Schalow has had work published in numerous professional journals, including the Journal of Portfolio Management, and is the author of a real estate text book. He earned his bachelor’s degree in marketing and finance, and his MBA in risk management and insurance from the University of Wisconsin-Madison. He earned his PhD in finance with minors in economics and management from the University of Arkansas. In addition, Schalow has earned his Chartered Life Underwriter, Chartered Financial Consultant, Chartered Financial Analyst, Certified Financial Planner, Certified Residential Specialist, and Graduate Real Estate Institute professional designations.
For more information about SWIB’s Board of Trustees, visit http://www.swib.state.wi.us.
Governing Board Updates

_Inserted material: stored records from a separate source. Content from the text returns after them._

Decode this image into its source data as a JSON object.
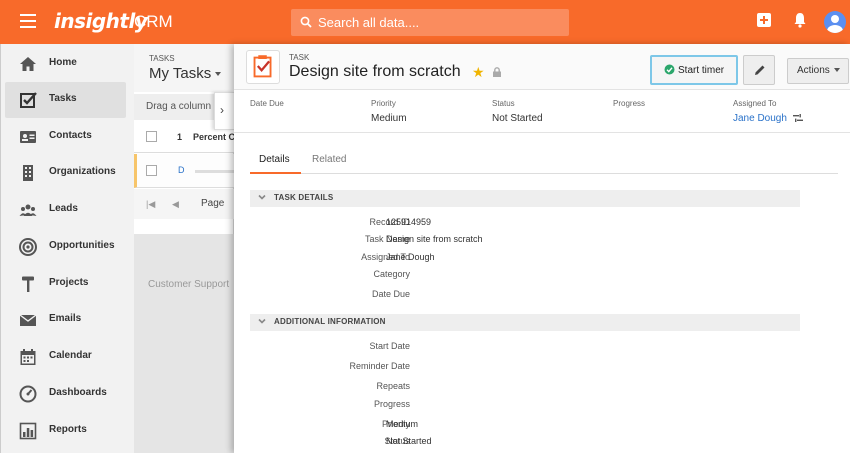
{
  "app": {
    "brand": "insightly",
    "product": "CRM"
  },
  "search": {
    "placeholder": "Search all data...."
  },
  "sidebar": {
    "items": [
      {
        "label": "Home",
        "icon": "home-icon"
      },
      {
        "label": "Tasks",
        "icon": "checkbox-icon",
        "active": true
      },
      {
        "label": "Contacts",
        "icon": "contact-card-icon"
      },
      {
        "label": "Organizations",
        "icon": "building-icon"
      },
      {
        "label": "Leads",
        "icon": "people-icon"
      },
      {
        "label": "Opportunities",
        "icon": "target-icon"
      },
      {
        "label": "Projects",
        "icon": "hammer-icon"
      },
      {
        "label": "Emails",
        "icon": "envelope-icon"
      },
      {
        "label": "Calendar",
        "icon": "calendar-icon"
      },
      {
        "label": "Dashboards",
        "icon": "gauge-icon"
      },
      {
        "label": "Reports",
        "icon": "report-icon"
      }
    ]
  },
  "task_list": {
    "kicker": "TASKS",
    "title": "My Tasks",
    "drag_hint": "Drag a column h",
    "columns": {
      "num": "1",
      "percent": "Percent C"
    },
    "row_link": "D",
    "pager_label": "Page"
  },
  "footer": {
    "support": "Customer Support"
  },
  "detail": {
    "kicker": "TASK",
    "title": "Design site from scratch",
    "buttons": {
      "timer": "Start timer",
      "actions": "Actions"
    },
    "summary": [
      {
        "key": "Date Due",
        "value": ""
      },
      {
        "key": "Priority",
        "value": "Medium"
      },
      {
        "key": "Status",
        "value": "Not Started"
      },
      {
        "key": "Progress",
        "value": ""
      },
      {
        "key": "Assigned To",
        "value": "Jane Dough"
      }
    ],
    "tabs": [
      "Details",
      "Related"
    ],
    "sections": [
      {
        "title": "TASK DETAILS",
        "fields": [
          {
            "label": "Record ID",
            "value": "125914959"
          },
          {
            "label": "Task Name",
            "value": "Design site from scratch"
          },
          {
            "label": "Assigned To",
            "value": "Jane Dough"
          },
          {
            "label": "Category",
            "value": ""
          },
          {
            "label": "Date Due",
            "value": ""
          }
        ]
      },
      {
        "title": "ADDITIONAL INFORMATION",
        "fields": [
          {
            "label": "Start Date",
            "value": ""
          },
          {
            "label": "Reminder Date",
            "value": ""
          },
          {
            "label": "Repeats",
            "value": ""
          },
          {
            "label": "Progress",
            "value": ""
          },
          {
            "label": "Priority",
            "value": "Medium"
          },
          {
            "label": "Status",
            "value": "Not Started"
          }
        ]
      }
    ]
  },
  "colors": {
    "brand": "#f86a2a",
    "link": "#2a72c9",
    "star": "#f0b400",
    "timer_border": "#7dc7e8"
  }
}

Last fall the Department of Employee Trust Funds announced nominations were open to run for active employee seats on the Employee Trust Funds Board and the Teachers Retirement Board. The following individuals were recently appointed to the boards:

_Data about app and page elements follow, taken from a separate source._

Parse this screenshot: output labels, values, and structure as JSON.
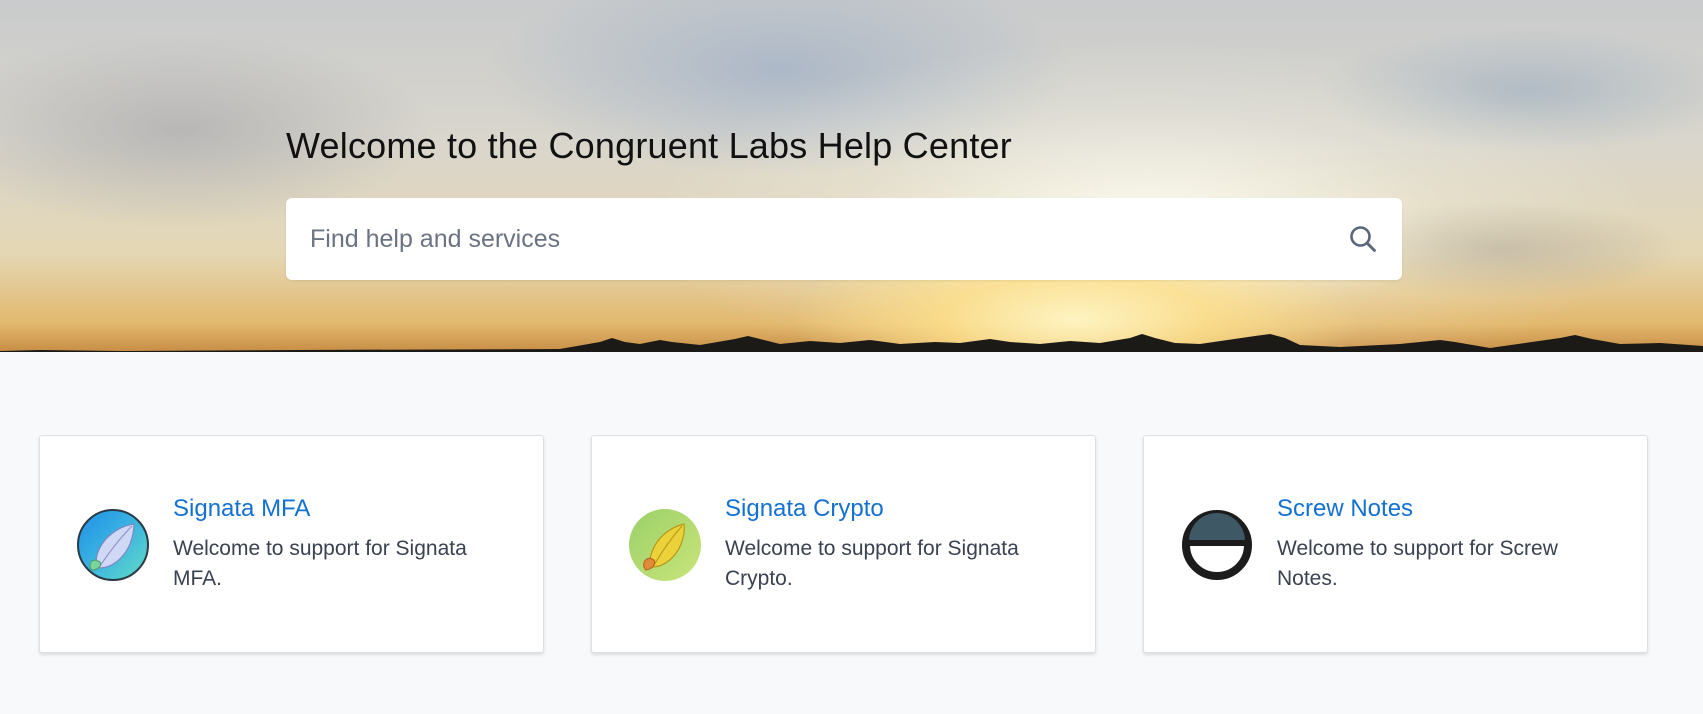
{
  "hero": {
    "title": "Welcome to the Congruent Labs Help Center"
  },
  "search": {
    "placeholder": "Find help and services",
    "value": "",
    "icon": "search-icon"
  },
  "products": [
    {
      "title": "Signata MFA",
      "description": "Welcome to support for Signata MFA.",
      "icon": "signata-mfa-logo"
    },
    {
      "title": "Signata Crypto",
      "description": "Welcome to support for Signata Crypto.",
      "icon": "signata-crypto-logo"
    },
    {
      "title": "Screw Notes",
      "description": "Welcome to support for Screw Notes.",
      "icon": "screw-notes-logo"
    }
  ],
  "colors": {
    "link": "#1271d1",
    "page_background": "#f8f9fb",
    "card_background": "#ffffff"
  }
}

ETF Board – Educational Support Personnel Member
Leilani Paul, Fox Valley Technical College
Teachers Retirement Board – Active Teacher Member

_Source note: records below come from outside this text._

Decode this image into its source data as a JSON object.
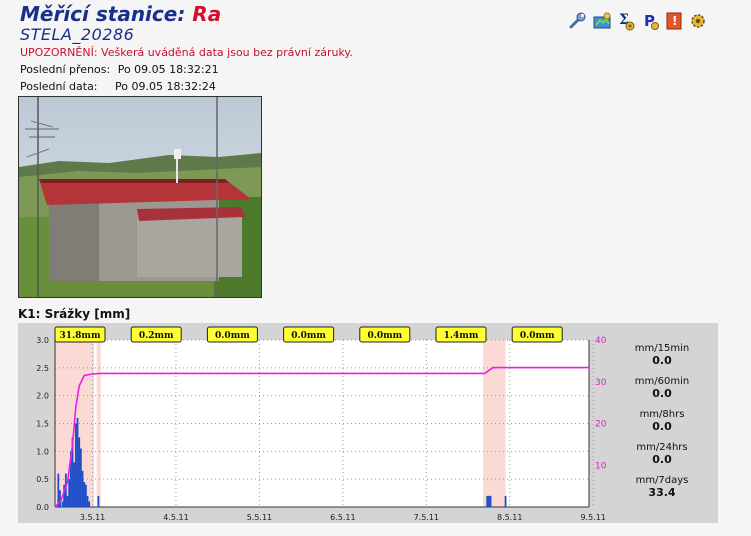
{
  "header": {
    "title_prefix": "Měřící stanice: ",
    "title_name": "Ra",
    "station_id": "STELA_20286",
    "warning": "UPOZORNĚNÍ: Veškerá uváděná data jsou bez právní záruky.",
    "last_transfer_label": "Poslední přenos:",
    "last_transfer_value": "Po 09.05 18:32:21",
    "last_data_label": "Poslední data:",
    "last_data_value": "Po 09.05 18:32:24"
  },
  "toolbar": {
    "icons": [
      "wrench-icon",
      "map-icon",
      "sum-icon",
      "parking-icon",
      "pdf-icon",
      "settings-icon"
    ]
  },
  "photo": {
    "description_icon": "station-photo"
  },
  "section": {
    "label": "K1: Srážky [mm]"
  },
  "stats": [
    {
      "label": "mm/15min",
      "value": "0.0"
    },
    {
      "label": "mm/60min",
      "value": "0.0"
    },
    {
      "label": "mm/8hrs",
      "value": "0.0"
    },
    {
      "label": "mm/24hrs",
      "value": "0.0"
    },
    {
      "label": "mm/7days",
      "value": "33.4"
    }
  ],
  "chart_data": {
    "type": "bar",
    "x_ticks": [
      "3.5.11",
      "4.5.11",
      "5.5.11",
      "6.5.11",
      "7.5.11",
      "8.5.11",
      "9.5.11"
    ],
    "x_range_days": [
      2.55,
      8.95
    ],
    "y_left_ticks": [
      "0.0",
      "0.5",
      "1.0",
      "1.5",
      "2.0",
      "2.5",
      "3.0"
    ],
    "y_left_range": [
      0,
      3.0
    ],
    "y_right_ticks": [
      "10",
      "20",
      "30",
      "40"
    ],
    "y_right_range": [
      0,
      40
    ],
    "daily_totals": [
      "31.8mm",
      "0.2mm",
      "0.0mm",
      "0.0mm",
      "0.0mm",
      "1.4mm",
      "0.0mm"
    ],
    "rain_bars": {
      "name": "precipitation intensity",
      "color": "#1f4fc8",
      "points": [
        [
          2.59,
          0.6
        ],
        [
          2.61,
          0.3
        ],
        [
          2.64,
          0.1
        ],
        [
          2.66,
          0.4
        ],
        [
          2.68,
          0.6
        ],
        [
          2.7,
          0.2
        ],
        [
          2.72,
          0.5
        ],
        [
          2.74,
          1.0
        ],
        [
          2.76,
          1.25
        ],
        [
          2.78,
          0.8
        ],
        [
          2.8,
          1.5
        ],
        [
          2.82,
          1.6
        ],
        [
          2.84,
          1.25
        ],
        [
          2.86,
          1.05
        ],
        [
          2.88,
          0.65
        ],
        [
          2.9,
          0.45
        ],
        [
          2.92,
          0.4
        ],
        [
          2.94,
          0.2
        ],
        [
          2.96,
          0.1
        ],
        [
          3.07,
          0.2
        ],
        [
          7.73,
          0.2
        ],
        [
          7.75,
          0.2
        ],
        [
          7.77,
          0.2
        ],
        [
          7.95,
          0.2
        ]
      ]
    },
    "cumulative_line": {
      "name": "cumulative precipitation",
      "color": "#ee1ee6",
      "points": [
        [
          2.55,
          0
        ],
        [
          2.62,
          1.5
        ],
        [
          2.7,
          6
        ],
        [
          2.76,
          15
        ],
        [
          2.8,
          24
        ],
        [
          2.84,
          29
        ],
        [
          2.9,
          31.5
        ],
        [
          2.98,
          31.8
        ],
        [
          3.08,
          32.0
        ],
        [
          7.7,
          32.0
        ],
        [
          7.8,
          33.4
        ],
        [
          8.95,
          33.4
        ]
      ]
    },
    "highlight_spans": [
      [
        2.55,
        3.02
      ],
      [
        3.05,
        3.1
      ],
      [
        7.68,
        7.95
      ]
    ],
    "highlight_color": "#fbd9d5",
    "grid": "dotted"
  }
}
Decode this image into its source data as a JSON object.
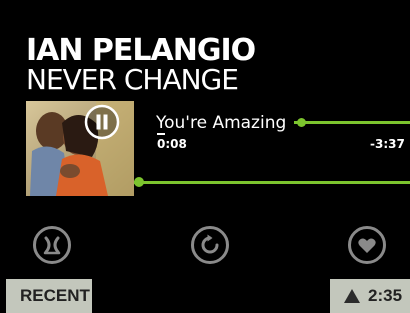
{
  "now_playing": {
    "artist": "IAN PELANGIO",
    "album": "NEVER CHANGE",
    "track_title": "You're Amazing",
    "elapsed": "0:08",
    "remaining": "-3:37",
    "playback_state": "playing",
    "album_art": "couple-portrait-image"
  },
  "controls": {
    "pause_icon": "pause-icon",
    "left_icon": "genius-mix-icon",
    "center_icon": "repeat-icon",
    "right_icon": "heart-icon"
  },
  "footer": {
    "recent_label": "RECENT",
    "time": "2:35"
  },
  "colors": {
    "accent": "#7cc42e",
    "background": "#000000",
    "footer_bg": "#c3c7bc"
  }
}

Adam T. Balz, Tomah Area School District
Brent M. Grochowski, Burlington Area School District
Allison C. Pratt, School Districct of Onalaska
Teachers Retirement Board – Milwaukee Public School District Teacher Member
Upcoming Board Meetings
WRS Governing Boards
The next Group Insurance Board meeting is scheduled for May 15. The ETF Board, Teachers Retirement Board and Wisconsin Retirement Board will next meet on June 20. Find the board meeting agendas and materials here.
The SWIB Board of Trustees will next meet on June 11-12 at SWIB’s office building at 121 E. Wilson Street, Madison. Find the meeting agendas and materials here.
Impact of Former Variable Fund Participation on Your WRS Account
Were you previously in the Variable Trust Fund? If so, your Wisconsin Retirement System account has either a “residual Variable excess” or a “residual Variable deficiency”. This is the difference between your current account balance and what your balance would be if you had never participated in the Variable Fund.
Review Section 8 of your WRS Annual Statement of Benefits. Although you are no longer in the Variable Fund, your residual excess or residual deficiency is credited each year with the Core effective rate of interest until you take a WRS benefit.
Important note: Your variable excess or deficiency is only used to increase or decrease your Formula benefit calculation. The excess or deficiency doesn’t apply to your Money Purchase benefit calculation because past Variable investment returns are already reflected in your account balances.
Therefore, while you are working:
The more years until you retire, the more your Variable excess or deficiency will change (due to interest crediting being applied).
If you have a residual Variable excess, it will increase each year by the Core effective rate of interest. Likewise, if you have a residual Variable deficiency, this deficiency will grow to a larger negative number each time the Core effective rate of interest is applied.
The only way a residual Variable excess or deficiency can decrease is if there were a negative Core effective interest rate. This has never happened, but it is possible if there are significant Core Trust Fund investment losses.
For More Information: